*** Data for processing Section Begins ***
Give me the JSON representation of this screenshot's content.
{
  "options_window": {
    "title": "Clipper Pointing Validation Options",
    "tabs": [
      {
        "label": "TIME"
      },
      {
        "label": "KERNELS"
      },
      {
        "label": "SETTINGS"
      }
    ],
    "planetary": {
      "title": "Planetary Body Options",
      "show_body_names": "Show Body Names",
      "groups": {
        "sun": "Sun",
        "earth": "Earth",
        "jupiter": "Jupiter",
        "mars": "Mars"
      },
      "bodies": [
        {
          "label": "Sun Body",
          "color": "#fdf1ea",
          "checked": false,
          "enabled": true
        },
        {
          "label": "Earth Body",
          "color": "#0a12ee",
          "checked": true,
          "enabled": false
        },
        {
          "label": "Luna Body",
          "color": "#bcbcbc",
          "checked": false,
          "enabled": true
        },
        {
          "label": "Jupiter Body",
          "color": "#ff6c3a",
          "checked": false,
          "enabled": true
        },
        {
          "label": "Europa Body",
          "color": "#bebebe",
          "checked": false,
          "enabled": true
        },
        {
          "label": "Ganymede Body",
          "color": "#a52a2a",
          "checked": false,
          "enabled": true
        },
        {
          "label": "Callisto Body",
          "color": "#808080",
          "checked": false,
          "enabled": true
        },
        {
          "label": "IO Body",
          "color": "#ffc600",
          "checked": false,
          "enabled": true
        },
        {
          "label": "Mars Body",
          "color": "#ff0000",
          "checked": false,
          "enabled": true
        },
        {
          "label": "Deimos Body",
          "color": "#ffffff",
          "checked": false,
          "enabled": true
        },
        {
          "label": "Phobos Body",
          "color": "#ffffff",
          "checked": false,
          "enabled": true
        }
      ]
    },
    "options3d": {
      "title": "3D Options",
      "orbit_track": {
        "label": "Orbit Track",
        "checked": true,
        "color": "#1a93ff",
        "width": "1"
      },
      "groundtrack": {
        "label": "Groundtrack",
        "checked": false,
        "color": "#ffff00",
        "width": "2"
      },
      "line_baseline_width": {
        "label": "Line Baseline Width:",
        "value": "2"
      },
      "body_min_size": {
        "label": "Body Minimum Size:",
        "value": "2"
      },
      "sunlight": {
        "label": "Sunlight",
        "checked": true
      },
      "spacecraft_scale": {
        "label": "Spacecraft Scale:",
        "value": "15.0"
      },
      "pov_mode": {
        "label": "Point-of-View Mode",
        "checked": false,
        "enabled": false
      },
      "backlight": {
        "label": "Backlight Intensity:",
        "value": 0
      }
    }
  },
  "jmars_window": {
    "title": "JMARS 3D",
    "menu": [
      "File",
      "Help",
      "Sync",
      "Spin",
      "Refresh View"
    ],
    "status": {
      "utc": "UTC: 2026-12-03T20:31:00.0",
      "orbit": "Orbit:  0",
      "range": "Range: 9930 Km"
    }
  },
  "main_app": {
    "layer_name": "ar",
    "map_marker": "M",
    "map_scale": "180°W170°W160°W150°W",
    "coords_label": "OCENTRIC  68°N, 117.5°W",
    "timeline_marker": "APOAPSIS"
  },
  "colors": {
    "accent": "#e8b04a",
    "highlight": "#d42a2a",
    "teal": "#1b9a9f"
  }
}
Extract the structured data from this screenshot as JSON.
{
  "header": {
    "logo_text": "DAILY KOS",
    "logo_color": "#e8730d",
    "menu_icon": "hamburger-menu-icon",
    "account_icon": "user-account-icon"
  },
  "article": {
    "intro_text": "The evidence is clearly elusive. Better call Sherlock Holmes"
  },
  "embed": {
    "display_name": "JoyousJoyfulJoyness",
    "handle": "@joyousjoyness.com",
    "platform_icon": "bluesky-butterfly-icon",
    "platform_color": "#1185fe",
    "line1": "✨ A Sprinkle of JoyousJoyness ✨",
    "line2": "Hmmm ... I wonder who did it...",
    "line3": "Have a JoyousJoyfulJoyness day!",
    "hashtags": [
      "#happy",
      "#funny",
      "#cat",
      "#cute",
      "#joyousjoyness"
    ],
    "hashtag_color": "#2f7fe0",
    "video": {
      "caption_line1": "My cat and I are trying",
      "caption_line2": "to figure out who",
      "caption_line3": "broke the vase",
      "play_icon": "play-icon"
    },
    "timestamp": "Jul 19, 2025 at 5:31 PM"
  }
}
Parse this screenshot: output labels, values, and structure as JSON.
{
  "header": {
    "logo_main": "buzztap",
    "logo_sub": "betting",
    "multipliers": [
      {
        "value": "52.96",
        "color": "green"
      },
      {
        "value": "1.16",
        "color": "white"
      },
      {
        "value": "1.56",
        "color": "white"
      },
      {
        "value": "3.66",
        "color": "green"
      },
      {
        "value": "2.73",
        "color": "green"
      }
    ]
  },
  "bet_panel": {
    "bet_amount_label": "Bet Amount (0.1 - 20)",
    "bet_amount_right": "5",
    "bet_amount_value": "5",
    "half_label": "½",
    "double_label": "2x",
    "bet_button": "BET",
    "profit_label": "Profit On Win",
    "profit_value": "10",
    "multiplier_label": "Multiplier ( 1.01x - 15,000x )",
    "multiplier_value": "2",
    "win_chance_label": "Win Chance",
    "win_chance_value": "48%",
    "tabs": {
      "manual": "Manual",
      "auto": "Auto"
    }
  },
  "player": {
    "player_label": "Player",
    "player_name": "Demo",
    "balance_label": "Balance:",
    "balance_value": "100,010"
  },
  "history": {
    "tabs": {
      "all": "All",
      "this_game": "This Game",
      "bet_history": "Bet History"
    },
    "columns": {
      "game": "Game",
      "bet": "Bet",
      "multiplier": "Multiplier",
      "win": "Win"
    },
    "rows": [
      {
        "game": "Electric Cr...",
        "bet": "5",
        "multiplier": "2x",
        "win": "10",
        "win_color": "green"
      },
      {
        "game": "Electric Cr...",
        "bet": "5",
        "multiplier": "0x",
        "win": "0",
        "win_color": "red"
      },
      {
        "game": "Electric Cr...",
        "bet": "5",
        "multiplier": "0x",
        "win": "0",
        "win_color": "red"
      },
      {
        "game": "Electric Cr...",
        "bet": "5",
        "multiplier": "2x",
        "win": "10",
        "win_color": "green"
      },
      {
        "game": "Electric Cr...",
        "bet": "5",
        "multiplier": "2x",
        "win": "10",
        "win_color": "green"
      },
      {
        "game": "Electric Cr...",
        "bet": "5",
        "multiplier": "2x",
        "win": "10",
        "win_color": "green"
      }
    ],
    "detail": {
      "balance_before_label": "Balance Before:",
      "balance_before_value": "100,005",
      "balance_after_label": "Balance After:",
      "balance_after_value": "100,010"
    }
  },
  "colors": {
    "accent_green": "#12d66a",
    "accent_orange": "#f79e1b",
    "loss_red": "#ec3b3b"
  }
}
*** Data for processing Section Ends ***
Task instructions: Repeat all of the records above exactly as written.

Output of the exercise:
Give me the JSON representation of this screenshot's content.
{
  "options_window": {
    "title": "Clipper Pointing Validation Options",
    "tabs": [
      {
        "label": "TIME"
      },
      {
        "label": "KERNELS"
      },
      {
        "label": "SETTINGS"
      }
    ],
    "planetary": {
      "title": "Planetary Body Options",
      "show_body_names": "Show Body Names",
      "groups": {
        "sun": "Sun",
        "earth": "Earth",
        "jupiter": "Jupiter",
        "mars": "Mars"
      },
      "bodies": [
        {
          "label": "Sun Body",
          "color": "#fdf1ea",
          "checked": false,
          "enabled": true
        },
        {
          "label": "Earth Body",
          "color": "#0a12ee",
          "checked": true,
          "enabled": false
        },
        {
          "label": "Luna Body",
          "color": "#bcbcbc",
          "checked": false,
          "enabled": true
        },
        {
          "label": "Jupiter Body",
          "color": "#ff6c3a",
          "checked": false,
          "enabled": true
        },
        {
          "label": "Europa Body",
          "color": "#bebebe",
          "checked": false,
          "enabled": true
        },
        {
          "label": "Ganymede Body",
          "color": "#a52a2a",
          "checked": false,
          "enabled": true
        },
        {
          "label": "Callisto Body",
          "color": "#808080",
          "checked": false,
          "enabled": true
        },
        {
          "label": "IO Body",
          "color": "#ffc600",
          "checked": false,
          "enabled": true
        },
        {
          "label": "Mars Body",
          "color": "#ff0000",
          "checked": false,
          "enabled": true
        },
        {
          "label": "Deimos Body",
          "color": "#ffffff",
          "checked": false,
          "enabled": true
        },
        {
          "label": "Phobos Body",
          "color": "#ffffff",
          "checked": false,
          "enabled": true
        }
      ]
    },
    "options3d": {
      "title": "3D Options",
      "orbit_track": {
        "label": "Orbit Track",
        "checked": true,
        "color": "#1a93ff",
        "width": "1"
      },
      "groundtrack": {
        "label": "Groundtrack",
        "checked": false,
        "color": "#ffff00",
        "width": "2"
      },
      "line_baseline_width": {
        "label": "Line Baseline Width:",
        "value": "2"
      },
      "body_min_size": {
        "label": "Body Minimum Size:",
        "value": "2"
      },
      "sunlight": {
        "label": "Sunlight",
        "checked": true
      },
      "spacecraft_scale": {
        "label": "Spacecraft Scale:",
        "value": "15.0"
      },
      "pov_mode": {
        "label": "Point-of-View Mode",
        "checked": false,
        "enabled": false
      },
      "backlight": {
        "label": "Backlight Intensity:",
        "value": 0
      }
    }
  },
  "jmars_window": {
    "title": "JMARS 3D",
    "menu": [
      "File",
      "Help",
      "Sync",
      "Spin",
      "Refresh View"
    ],
    "status": {
      "utc": "UTC: 2026-12-03T20:31:00.0",
      "orbit": "Orbit:  0",
      "range": "Range: 9930 Km"
    }
  },
  "main_app": {
    "layer_name": "ar",
    "map_marker": "M",
    "map_scale": "180°W170°W160°W150°W",
    "coords_label": "OCENTRIC  68°N, 117.5°W",
    "timeline_marker": "APOAPSIS"
  },
  "colors": {
    "accent": "#e8b04a",
    "highlight": "#d42a2a",
    "teal": "#1b9a9f"
  }
}
Extract the structured data from this screenshot as JSON.
{
  "header": {
    "logo_text": "DAILY KOS",
    "logo_color": "#e8730d",
    "menu_icon": "hamburger-menu-icon",
    "account_icon": "user-account-icon"
  },
  "article": {
    "intro_text": "The evidence is clearly elusive. Better call Sherlock Holmes"
  },
  "embed": {
    "display_name": "JoyousJoyfulJoyness",
    "handle": "@joyousjoyness.com",
    "platform_icon": "bluesky-butterfly-icon",
    "platform_color": "#1185fe",
    "line1": "✨ A Sprinkle of JoyousJoyness ✨",
    "line2": "Hmmm ... I wonder who did it...",
    "line3": "Have a JoyousJoyfulJoyness day!",
    "hashtags": [
      "#happy",
      "#funny",
      "#cat",
      "#cute",
      "#joyousjoyness"
    ],
    "hashtag_color": "#2f7fe0",
    "video": {
      "caption_line1": "My cat and I are trying",
      "caption_line2": "to figure out who",
      "caption_line3": "broke the vase",
      "play_icon": "play-icon"
    },
    "timestamp": "Jul 19, 2025 at 5:31 PM"
  }
}
Parse this screenshot: output labels, values, and structure as JSON.
{
  "header": {
    "logo_main": "buzztap",
    "logo_sub": "betting",
    "multipliers": [
      {
        "value": "52.96",
        "color": "green"
      },
      {
        "value": "1.16",
        "color": "white"
      },
      {
        "value": "1.56",
        "color": "white"
      },
      {
        "value": "3.66",
        "color": "green"
      },
      {
        "value": "2.73",
        "color": "green"
      }
    ]
  },
  "bet_panel": {
    "bet_amount_label": "Bet Amount (0.1 - 20)",
    "bet_amount_right": "5",
    "bet_amount_value": "5",
    "half_label": "½",
    "double_label": "2x",
    "bet_button": "BET",
    "profit_label": "Profit On Win",
    "profit_value": "10",
    "multiplier_label": "Multiplier ( 1.01x - 15,000x )",
    "multiplier_value": "2",
    "win_chance_label": "Win Chance",
    "win_chance_value": "48%",
    "tabs": {
      "manual": "Manual",
      "auto": "Auto"
    }
  },
  "player": {
    "player_label": "Player",
    "player_name": "Demo",
    "balance_label": "Balance:",
    "balance_value": "100,010"
  },
  "history": {
    "tabs": {
      "all": "All",
      "this_game": "This Game",
      "bet_history": "Bet History"
    },
    "columns": {
      "game": "Game",
      "bet": "Bet",
      "multiplier": "Multiplier",
      "win": "Win"
    },
    "rows": [
      {
        "game": "Electric Cr...",
        "bet": "5",
        "multiplier": "2x",
        "win": "10",
        "win_color": "green"
      },
      {
        "game": "Electric Cr...",
        "bet": "5",
        "multiplier": "0x",
        "win": "0",
        "win_color": "red"
      },
      {
        "game": "Electric Cr...",
        "bet": "5",
        "multiplier": "0x",
        "win": "0",
        "win_color": "red"
      },
      {
        "game": "Electric Cr...",
        "bet": "5",
        "multiplier": "2x",
        "win": "10",
        "win_color": "green"
      },
      {
        "game": "Electric Cr...",
        "bet": "5",
        "multiplier": "2x",
        "win": "10",
        "win_color": "green"
      },
      {
        "game": "Electric Cr...",
        "bet": "5",
        "multiplier": "2x",
        "win": "10",
        "win_color": "green"
      }
    ],
    "detail": {
      "balance_before_label": "Balance Before:",
      "balance_before_value": "100,005",
      "balance_after_label": "Balance After:",
      "balance_after_value": "100,010"
    }
  },
  "colors": {
    "accent_green": "#12d66a",
    "accent_orange": "#f79e1b",
    "loss_red": "#ec3b3b"
  }
}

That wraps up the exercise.